By reducing financial stress and increasing financial proficiency, you and your team will be more focused and productive at work. Personal finance experts at The Balance offer a list of five strategies you can implement to better manage your financial stress:
Create a Budget
Although it sounds tedious and time-consuming, creating a solid budget is the best way to gain control of your finances. Budgets allow you to plan for your immediate expenses while setting aside income for your retirement and savings goals.
If you are an avid app user, there are plenty of budget-assistance tools available in the app store. Some charge small fees, do your research before downloading to avoid any surprises. Check out Nerd Wallet’s, “The 7 Best Budget Apps and Personal Finance Tools for 2019” to learn more.
Set Aside an Emergency Fund
Having a separate account for emergencies and unforeseen expenses will alleviate stress when the time comes. Start building the emergency fund slowly, whether it be $10 or $100 from each paycheck. Knowing you have extra money set aside in case the car breaks down will relieve stress.
Ask for Help
You are not alone on this journey. If you are struggling to create a budget or manage your spending, reach out for help. There are numerous resources including financial planners, credit counseling services, or basic money management classes to help you succeed. Sometimes talking to a friend or support group about your situation can help hold you accountable to the budget you created.
Observe and Adjust
The path to financial wellness is not a smooth, linear one. Observe your spending patterns over time and look for areas you may need to adjust. Once you’ve pinpointed the issue, it will be time to adjust. Remember, it’s a journey. Start with small steps and work up toward big changes.
Take Care of Yourself
It’s important to stay positive about your financial situation. This can be difficult, especially when you feel like you’re stuck in a rut. Track your progress to remind yourself small progress is still progress. Thinking positively about your situation will alleviate stress. Regular exercise is a great way to clear your head, reduce stress, and stay healthy. It’s easy to find activities that don’t cost a lot of money such as walking, running, biking, hiking, or swimming.
Most of us are not fluent in the world of finance, and that’s ok. There are numerous resources and strategies you can utilize to achieve your financial goals. Become a smart shopper by hunting for deals and avoiding impulse purchases. Give every hard-earned dollar a purpose. Set regular financial milestones to make the overall journey attainable.
Whatever strategies you decide to try, be sure to surround yourself with a network of family, friends, or co-workers who will help hold you accountable.
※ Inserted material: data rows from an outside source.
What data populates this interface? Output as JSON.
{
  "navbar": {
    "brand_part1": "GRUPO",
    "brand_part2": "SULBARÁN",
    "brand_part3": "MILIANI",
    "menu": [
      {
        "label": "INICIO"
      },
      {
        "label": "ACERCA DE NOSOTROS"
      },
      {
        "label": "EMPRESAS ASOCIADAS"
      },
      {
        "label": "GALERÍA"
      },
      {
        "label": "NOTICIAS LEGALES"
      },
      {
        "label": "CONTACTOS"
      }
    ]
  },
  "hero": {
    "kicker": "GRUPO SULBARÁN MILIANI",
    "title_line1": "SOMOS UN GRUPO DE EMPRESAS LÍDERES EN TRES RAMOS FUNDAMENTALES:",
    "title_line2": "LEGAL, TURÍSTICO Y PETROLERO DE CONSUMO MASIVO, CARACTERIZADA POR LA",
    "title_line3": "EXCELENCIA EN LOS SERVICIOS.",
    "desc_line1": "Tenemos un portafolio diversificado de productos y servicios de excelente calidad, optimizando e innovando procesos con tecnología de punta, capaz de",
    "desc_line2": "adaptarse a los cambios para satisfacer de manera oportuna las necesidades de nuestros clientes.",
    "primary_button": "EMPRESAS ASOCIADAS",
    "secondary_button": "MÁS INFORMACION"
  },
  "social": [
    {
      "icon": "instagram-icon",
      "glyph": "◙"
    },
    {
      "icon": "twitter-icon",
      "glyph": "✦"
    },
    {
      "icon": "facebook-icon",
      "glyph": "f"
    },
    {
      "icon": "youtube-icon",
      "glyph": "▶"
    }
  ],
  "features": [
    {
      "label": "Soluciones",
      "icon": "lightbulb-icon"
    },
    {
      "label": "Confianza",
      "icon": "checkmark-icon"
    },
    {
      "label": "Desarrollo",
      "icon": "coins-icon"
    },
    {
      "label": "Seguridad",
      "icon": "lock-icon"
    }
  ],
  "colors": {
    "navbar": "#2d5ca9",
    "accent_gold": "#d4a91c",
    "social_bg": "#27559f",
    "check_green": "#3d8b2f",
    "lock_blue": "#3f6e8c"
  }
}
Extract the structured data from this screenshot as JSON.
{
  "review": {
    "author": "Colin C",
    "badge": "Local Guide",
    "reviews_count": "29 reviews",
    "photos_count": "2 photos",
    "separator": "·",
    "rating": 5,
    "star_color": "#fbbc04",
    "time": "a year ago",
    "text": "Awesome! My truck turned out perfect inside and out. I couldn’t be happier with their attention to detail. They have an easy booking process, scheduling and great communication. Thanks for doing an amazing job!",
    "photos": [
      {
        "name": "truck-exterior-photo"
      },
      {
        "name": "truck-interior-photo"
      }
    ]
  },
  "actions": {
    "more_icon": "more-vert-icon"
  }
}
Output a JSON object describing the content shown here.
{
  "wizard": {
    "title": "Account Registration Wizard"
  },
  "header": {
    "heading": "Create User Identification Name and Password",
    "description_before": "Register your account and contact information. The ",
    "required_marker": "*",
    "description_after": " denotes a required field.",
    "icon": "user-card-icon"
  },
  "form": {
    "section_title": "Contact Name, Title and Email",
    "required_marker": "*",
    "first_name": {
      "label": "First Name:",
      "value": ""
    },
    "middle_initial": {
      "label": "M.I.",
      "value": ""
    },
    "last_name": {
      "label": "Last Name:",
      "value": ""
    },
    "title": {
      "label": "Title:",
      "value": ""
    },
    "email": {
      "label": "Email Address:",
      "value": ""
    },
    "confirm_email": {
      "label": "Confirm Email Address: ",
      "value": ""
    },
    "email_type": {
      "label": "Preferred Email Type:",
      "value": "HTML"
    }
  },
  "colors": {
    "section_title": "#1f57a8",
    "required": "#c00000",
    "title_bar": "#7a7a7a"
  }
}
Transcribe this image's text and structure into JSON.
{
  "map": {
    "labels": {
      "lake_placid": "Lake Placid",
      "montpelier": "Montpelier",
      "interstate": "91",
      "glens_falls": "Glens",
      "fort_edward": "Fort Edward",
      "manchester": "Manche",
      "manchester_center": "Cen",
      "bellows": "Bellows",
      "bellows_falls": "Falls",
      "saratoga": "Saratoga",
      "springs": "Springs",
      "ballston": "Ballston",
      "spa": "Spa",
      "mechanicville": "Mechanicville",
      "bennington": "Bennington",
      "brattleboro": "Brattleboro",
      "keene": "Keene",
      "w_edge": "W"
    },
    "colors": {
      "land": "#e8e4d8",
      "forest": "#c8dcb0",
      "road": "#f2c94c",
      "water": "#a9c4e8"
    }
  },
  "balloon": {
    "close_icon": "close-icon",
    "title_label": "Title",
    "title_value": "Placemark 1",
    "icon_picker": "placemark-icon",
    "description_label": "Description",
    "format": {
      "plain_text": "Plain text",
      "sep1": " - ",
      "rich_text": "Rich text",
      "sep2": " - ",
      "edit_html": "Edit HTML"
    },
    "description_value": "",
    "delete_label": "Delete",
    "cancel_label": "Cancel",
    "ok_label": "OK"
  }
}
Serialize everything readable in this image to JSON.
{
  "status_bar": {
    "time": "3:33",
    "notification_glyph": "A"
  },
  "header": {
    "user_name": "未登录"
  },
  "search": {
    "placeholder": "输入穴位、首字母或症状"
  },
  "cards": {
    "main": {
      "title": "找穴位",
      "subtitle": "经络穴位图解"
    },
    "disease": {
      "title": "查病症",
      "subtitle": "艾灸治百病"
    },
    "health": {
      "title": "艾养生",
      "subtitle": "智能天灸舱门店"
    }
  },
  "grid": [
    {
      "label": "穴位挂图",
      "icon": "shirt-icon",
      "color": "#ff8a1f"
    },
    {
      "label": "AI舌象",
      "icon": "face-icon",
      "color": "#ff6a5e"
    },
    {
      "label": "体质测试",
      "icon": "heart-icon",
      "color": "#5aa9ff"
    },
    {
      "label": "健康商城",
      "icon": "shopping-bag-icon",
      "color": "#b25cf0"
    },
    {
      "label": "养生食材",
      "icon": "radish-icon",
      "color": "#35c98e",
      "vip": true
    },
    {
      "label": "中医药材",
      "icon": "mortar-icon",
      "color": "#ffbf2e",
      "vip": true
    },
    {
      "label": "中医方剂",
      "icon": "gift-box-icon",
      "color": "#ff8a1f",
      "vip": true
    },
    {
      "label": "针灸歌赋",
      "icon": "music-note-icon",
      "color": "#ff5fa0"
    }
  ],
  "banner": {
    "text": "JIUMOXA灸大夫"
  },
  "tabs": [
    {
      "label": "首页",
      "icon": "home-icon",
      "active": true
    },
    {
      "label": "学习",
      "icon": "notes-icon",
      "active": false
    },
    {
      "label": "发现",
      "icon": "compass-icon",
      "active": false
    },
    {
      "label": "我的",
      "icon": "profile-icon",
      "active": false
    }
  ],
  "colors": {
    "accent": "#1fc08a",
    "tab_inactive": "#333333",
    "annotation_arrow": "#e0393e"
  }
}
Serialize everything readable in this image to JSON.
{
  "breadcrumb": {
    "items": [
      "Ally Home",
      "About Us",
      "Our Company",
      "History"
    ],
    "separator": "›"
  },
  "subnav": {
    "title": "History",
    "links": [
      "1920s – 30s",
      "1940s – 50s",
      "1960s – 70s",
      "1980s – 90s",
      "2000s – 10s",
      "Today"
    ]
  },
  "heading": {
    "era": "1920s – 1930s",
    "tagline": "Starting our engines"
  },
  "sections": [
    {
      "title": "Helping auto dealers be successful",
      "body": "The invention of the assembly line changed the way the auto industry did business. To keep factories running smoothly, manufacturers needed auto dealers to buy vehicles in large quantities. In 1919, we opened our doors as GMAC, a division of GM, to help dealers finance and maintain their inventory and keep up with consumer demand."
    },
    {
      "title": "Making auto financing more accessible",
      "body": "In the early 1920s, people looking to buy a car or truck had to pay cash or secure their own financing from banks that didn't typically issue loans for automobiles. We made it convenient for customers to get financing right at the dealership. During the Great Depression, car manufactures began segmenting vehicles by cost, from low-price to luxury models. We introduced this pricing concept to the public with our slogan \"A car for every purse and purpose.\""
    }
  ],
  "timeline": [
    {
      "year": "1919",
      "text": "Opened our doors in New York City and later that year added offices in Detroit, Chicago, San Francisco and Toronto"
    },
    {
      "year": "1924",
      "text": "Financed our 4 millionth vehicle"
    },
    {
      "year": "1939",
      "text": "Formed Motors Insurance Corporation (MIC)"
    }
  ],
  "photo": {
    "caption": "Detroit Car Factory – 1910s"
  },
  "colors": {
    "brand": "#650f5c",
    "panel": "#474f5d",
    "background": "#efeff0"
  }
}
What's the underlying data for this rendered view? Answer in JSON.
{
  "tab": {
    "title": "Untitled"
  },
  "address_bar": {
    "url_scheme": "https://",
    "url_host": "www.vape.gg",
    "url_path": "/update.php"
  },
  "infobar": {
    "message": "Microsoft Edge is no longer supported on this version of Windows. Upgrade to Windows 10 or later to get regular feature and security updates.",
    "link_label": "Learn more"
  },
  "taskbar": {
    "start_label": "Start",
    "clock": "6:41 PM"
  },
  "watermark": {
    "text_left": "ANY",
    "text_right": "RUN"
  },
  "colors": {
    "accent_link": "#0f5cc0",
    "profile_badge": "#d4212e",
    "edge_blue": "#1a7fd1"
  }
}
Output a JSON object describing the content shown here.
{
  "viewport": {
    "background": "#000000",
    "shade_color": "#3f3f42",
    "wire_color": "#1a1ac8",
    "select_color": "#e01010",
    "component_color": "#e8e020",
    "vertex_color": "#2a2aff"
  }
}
By getting clear on your financial goals and reducing financial stress, you and your team will have more piece of mind to focus on work and family responsibilities.